According to a new vulnerability assessment, Zimbabweans are again in need of food aid, and, by November, nearly five-million will need emergency assistance. The Famine Early Warning Systems Network, known as FEWS Net, paints a grim picture of last season's harvest.
FEWS Net estimates that Zimbabwe's total grain harvest last season may have reached up to 1.1 million tons. The United Nations' Food and Agriculture Organization provides a slightly lower estimate.
Zimbabwe's government insists that the country grew more than double that amount.
FEWS Net, which is funded by U.S. Agency for International Development, is considered a long-standing and reliable barometer on the issue of food security for southern Africa.
The organization says in its latest report that hunger began becoming a serious problem for many communities at the end of July, and that it would escalate in the next four months.
It said the feeding of vulnerable communities by international food agencies ended in response to the Zimbabwe government's own announcement that the last harvest was a good one.
FEWS Net said that, in addition to food shortages, millions of urban Zimbabweans have been persistently short of water since May. It blames the water shortages on mismanagement by the central government.
In its assessment, FEWS Net says it is worrisome that the government has failed to provide any information about its grain imports.

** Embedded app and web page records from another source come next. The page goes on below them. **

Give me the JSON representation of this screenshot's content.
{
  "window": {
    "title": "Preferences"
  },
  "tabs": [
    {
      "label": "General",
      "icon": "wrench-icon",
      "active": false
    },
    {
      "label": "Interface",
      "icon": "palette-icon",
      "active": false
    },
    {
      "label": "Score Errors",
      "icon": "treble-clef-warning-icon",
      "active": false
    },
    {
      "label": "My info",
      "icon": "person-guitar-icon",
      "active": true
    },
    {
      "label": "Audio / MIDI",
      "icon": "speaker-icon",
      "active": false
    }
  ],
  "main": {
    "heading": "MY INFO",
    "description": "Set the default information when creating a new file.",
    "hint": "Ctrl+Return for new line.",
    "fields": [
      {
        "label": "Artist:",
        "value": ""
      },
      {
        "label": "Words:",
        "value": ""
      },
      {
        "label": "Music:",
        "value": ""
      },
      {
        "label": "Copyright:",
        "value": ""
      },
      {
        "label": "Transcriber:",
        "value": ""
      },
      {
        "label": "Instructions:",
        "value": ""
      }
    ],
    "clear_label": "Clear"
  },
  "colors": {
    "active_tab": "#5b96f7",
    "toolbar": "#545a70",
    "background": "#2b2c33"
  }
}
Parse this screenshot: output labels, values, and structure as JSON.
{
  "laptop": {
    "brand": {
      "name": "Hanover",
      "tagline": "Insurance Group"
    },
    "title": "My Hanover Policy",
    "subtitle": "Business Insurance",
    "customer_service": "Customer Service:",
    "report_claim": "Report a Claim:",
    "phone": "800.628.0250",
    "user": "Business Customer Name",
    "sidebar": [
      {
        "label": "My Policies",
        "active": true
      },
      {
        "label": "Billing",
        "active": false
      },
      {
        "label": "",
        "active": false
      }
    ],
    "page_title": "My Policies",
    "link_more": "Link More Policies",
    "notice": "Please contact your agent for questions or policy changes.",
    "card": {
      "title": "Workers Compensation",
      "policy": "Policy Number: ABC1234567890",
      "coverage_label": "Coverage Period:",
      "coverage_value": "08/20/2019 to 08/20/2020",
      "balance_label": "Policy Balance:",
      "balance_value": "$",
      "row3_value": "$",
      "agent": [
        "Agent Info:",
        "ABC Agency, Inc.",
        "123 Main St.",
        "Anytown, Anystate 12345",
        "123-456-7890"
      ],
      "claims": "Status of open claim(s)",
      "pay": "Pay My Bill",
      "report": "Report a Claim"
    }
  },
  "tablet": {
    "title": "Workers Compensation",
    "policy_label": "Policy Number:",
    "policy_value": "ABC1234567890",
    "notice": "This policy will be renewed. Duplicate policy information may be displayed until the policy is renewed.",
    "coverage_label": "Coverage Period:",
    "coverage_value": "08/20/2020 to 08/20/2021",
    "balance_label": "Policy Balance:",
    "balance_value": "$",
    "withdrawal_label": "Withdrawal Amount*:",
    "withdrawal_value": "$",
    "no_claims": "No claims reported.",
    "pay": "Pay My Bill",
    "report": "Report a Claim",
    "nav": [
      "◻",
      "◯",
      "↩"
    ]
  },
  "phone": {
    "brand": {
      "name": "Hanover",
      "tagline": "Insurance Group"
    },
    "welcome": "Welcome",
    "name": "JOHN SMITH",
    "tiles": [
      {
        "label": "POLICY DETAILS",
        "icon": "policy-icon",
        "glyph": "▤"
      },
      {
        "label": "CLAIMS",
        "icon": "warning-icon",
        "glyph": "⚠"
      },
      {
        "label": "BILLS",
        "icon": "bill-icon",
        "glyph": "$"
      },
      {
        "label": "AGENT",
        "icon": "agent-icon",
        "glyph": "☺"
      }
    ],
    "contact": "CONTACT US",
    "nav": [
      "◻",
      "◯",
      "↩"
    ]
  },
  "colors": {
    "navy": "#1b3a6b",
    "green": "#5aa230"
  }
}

FEWS Net's recent vulnerability assessment was its first since President Robert Mugabe said two months ago that Zimbabwe had grown a sufficient amount of food, that it would not need to import any, and that relief agencies should go home.
FEWS Net also said in urban areas, although food is available in the shops, rising unemployment and deepening urban poverty mean many cannot afford to buy it. According to FEWS Net, the cost of one staple food, cornmeal, went up by 44 percent between May and June of this year.
Zimbabwe's Central Statistics Office last week announced that inflation rates were falling, but this largely referred to non-food items.